Eric's Autos: Reviewing the 2018 Toyota Tundra
The Toyota Tundra hasn't changed much over the past 10 years -- and it hasn't changed much for 2018. But that's not necessarily a bad thing when it comes to trucks.
The Tundra, unlike many of its rivals, doesn't have a turbocharged direct-injected V-6 engine, a 10-speed transmission or an aluminum body.
Instead, it comes standard with a powerful and simpler V-8 without direct injection, a reliable six-speed automatic transmission and a harder-to-hurt (and easier to fix) steel body.
As Mr. Burns on "The Simpsons" used to say, excellent!
There is some bad news, though, if you don't need more than a two-door.
What It Is
The Tundra is Toyota's full-size pickup.
Unlike the big three 1500s, the Chevy Silverado, the Ford F-150 and the Dodge Ram 1500, which all come standard with V-6s, the Tundra comes standard with a big V-8. Also standard is a best-in-class towing capacity.

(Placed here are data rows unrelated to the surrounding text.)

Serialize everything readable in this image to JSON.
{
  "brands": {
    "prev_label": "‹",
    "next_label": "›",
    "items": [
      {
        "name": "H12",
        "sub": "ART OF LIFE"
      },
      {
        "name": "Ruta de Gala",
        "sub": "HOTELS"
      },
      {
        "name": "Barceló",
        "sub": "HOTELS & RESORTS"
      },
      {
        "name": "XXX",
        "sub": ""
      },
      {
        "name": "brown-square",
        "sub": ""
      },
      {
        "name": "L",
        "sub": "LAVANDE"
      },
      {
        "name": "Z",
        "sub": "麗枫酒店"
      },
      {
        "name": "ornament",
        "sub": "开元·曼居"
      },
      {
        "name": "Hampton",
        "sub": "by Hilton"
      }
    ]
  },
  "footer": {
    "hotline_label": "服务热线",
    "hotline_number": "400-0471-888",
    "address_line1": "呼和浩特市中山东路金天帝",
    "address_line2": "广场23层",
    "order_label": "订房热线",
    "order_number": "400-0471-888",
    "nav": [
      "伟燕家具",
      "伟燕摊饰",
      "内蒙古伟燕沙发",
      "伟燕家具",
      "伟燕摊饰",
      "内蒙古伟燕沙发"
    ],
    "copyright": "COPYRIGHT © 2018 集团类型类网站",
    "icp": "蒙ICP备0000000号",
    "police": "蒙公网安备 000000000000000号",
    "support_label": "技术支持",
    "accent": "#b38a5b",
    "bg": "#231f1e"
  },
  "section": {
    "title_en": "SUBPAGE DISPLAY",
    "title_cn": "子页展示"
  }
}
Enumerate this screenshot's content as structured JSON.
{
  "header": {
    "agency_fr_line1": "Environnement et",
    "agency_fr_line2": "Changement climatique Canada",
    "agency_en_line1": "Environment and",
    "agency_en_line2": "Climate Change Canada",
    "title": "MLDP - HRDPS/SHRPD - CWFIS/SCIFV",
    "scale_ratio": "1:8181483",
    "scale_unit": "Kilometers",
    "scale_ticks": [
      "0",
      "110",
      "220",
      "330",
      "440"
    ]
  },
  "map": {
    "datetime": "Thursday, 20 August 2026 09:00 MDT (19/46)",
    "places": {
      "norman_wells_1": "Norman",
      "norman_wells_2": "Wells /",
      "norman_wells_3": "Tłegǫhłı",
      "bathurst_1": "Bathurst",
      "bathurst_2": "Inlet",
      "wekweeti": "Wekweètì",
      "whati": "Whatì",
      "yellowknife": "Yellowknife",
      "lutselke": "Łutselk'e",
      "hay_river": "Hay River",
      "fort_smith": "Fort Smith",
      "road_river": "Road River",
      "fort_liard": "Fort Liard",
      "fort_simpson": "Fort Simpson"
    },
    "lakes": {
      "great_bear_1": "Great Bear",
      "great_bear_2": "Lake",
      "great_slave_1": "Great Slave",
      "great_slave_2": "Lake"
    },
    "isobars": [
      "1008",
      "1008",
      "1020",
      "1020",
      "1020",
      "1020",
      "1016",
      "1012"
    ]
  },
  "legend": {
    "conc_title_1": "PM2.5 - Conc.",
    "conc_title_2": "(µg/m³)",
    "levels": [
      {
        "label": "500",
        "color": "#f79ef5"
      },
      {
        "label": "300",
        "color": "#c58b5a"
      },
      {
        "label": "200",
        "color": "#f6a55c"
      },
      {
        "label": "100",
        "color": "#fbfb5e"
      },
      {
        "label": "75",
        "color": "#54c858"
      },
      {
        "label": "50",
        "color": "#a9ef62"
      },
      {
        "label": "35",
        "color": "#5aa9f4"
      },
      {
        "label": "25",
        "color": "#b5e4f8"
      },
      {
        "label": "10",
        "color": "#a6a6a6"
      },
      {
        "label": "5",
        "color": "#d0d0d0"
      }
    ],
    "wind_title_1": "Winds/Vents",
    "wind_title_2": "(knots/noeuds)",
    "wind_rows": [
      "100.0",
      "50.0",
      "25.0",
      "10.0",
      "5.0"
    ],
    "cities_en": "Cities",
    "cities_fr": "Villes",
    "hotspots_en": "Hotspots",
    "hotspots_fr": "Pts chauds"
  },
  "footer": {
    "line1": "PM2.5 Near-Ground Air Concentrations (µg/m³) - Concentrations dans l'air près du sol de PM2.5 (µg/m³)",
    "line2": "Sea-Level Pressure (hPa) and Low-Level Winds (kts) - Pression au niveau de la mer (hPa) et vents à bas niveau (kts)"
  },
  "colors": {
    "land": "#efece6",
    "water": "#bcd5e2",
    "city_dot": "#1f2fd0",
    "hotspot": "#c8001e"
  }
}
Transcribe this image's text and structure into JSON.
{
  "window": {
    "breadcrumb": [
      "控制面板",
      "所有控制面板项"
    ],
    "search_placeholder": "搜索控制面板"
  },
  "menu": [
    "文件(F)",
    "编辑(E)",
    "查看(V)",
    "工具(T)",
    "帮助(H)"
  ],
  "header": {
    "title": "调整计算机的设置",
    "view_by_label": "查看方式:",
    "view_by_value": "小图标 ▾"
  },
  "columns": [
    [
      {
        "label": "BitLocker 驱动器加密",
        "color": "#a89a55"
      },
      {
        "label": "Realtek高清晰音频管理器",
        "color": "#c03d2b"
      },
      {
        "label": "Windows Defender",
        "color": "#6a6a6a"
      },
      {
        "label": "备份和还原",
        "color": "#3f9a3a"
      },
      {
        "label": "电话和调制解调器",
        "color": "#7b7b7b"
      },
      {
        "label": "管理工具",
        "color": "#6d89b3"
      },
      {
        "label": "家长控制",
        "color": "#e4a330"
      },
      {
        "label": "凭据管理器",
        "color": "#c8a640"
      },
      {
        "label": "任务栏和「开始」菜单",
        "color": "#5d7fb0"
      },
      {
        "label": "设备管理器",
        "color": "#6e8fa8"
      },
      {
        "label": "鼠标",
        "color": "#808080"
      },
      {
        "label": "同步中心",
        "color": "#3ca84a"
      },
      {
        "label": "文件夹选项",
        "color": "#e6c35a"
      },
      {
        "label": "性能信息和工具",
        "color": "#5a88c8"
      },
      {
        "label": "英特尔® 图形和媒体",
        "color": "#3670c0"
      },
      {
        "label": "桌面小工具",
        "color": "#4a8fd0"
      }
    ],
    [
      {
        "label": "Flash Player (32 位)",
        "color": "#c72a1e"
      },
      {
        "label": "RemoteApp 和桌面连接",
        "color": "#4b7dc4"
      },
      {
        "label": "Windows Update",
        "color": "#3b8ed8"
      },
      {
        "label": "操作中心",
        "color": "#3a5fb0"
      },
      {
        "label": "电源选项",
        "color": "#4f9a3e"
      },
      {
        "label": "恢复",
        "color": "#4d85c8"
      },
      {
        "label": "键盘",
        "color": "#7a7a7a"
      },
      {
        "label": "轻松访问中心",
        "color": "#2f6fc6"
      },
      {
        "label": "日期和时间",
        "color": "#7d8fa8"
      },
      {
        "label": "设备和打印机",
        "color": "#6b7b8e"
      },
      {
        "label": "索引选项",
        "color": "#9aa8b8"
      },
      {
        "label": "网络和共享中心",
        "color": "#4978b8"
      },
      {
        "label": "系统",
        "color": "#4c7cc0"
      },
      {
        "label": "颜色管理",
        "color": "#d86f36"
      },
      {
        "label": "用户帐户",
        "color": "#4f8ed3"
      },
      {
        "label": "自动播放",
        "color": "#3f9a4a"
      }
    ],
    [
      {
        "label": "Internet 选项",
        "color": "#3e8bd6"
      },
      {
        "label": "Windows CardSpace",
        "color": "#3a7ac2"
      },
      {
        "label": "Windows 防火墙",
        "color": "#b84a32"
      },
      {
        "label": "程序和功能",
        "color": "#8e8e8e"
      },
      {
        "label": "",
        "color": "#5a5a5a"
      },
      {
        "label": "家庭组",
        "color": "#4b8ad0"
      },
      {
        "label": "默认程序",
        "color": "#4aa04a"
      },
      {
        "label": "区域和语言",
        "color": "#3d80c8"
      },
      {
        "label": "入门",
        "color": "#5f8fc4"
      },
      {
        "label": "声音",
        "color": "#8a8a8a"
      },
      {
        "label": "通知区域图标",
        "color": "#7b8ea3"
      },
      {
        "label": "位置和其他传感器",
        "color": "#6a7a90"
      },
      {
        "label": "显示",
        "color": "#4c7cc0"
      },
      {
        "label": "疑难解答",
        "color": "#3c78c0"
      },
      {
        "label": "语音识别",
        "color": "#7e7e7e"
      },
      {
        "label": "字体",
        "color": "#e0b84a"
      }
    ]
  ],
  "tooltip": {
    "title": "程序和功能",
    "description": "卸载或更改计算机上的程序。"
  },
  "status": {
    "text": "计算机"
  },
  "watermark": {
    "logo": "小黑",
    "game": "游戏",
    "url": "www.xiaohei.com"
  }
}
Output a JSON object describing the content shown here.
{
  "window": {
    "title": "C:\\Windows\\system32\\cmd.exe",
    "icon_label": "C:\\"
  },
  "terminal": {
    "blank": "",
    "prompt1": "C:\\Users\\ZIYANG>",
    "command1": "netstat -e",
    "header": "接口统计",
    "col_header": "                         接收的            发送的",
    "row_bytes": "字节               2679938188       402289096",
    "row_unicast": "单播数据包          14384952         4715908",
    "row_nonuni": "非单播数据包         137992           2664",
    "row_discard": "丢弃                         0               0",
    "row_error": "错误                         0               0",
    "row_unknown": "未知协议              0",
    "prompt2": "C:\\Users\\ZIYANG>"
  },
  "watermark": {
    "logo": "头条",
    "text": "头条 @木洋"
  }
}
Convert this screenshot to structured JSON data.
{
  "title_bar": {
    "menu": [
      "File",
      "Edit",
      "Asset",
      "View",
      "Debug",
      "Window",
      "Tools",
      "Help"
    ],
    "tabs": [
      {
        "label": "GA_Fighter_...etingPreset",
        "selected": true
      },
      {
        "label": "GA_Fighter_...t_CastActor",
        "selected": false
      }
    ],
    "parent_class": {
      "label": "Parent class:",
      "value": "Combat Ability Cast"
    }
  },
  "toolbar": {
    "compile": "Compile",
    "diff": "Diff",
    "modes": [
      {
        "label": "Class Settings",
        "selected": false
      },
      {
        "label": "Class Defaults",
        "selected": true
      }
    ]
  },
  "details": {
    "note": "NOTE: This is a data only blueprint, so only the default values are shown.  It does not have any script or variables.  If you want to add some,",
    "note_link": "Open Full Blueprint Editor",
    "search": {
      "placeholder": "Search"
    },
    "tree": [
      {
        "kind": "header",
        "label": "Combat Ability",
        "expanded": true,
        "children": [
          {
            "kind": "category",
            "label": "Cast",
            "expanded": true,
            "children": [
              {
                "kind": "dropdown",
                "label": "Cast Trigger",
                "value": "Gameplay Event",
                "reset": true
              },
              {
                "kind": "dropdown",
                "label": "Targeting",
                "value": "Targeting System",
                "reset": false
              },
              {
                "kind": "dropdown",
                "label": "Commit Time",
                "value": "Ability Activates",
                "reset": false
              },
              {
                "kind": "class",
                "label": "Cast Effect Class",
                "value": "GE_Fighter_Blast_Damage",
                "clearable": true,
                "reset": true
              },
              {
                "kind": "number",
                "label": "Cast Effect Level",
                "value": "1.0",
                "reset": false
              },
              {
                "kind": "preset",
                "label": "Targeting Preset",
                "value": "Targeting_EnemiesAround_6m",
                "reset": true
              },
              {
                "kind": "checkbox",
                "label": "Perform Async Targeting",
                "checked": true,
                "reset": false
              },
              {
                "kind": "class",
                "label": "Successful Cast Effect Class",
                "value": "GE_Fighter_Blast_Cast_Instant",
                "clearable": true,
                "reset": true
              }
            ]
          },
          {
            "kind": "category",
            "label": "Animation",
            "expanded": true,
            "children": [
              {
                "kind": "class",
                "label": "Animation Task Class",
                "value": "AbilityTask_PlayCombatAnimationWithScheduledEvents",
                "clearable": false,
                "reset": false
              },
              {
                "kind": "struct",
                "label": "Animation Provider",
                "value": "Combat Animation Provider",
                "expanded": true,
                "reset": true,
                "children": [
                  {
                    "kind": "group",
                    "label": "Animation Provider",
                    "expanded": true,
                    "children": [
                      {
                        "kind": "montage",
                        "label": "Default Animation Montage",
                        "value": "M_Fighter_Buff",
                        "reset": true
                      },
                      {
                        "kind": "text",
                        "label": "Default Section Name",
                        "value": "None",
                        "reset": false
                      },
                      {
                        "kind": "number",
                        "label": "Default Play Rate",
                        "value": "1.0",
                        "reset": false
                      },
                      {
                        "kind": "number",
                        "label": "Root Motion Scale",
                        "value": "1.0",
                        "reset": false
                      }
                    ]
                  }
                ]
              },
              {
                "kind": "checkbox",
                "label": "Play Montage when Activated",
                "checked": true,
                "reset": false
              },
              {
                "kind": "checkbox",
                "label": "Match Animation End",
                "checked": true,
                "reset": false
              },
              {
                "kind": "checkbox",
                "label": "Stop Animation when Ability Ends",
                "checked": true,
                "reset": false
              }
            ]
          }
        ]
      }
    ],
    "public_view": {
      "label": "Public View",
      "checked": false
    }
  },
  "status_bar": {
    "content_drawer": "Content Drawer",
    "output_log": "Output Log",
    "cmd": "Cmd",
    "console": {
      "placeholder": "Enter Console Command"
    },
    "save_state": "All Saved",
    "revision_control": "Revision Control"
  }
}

The Tundra does cost more to start, and it doesn't offer as many cab and bed configurations as the other automakers do, especially now that the Regular Cab version has been discontinued. Base price is $31,120 for an SR Double Cab with an 8-foot bed, two-wheel drive and a 4.6-liter V-8. Prices top out at $50,130 for the Platinum and 1794 Edition CrewMax Tundras with four-wheel drive, each powered by the larger 5.7-liter V-8.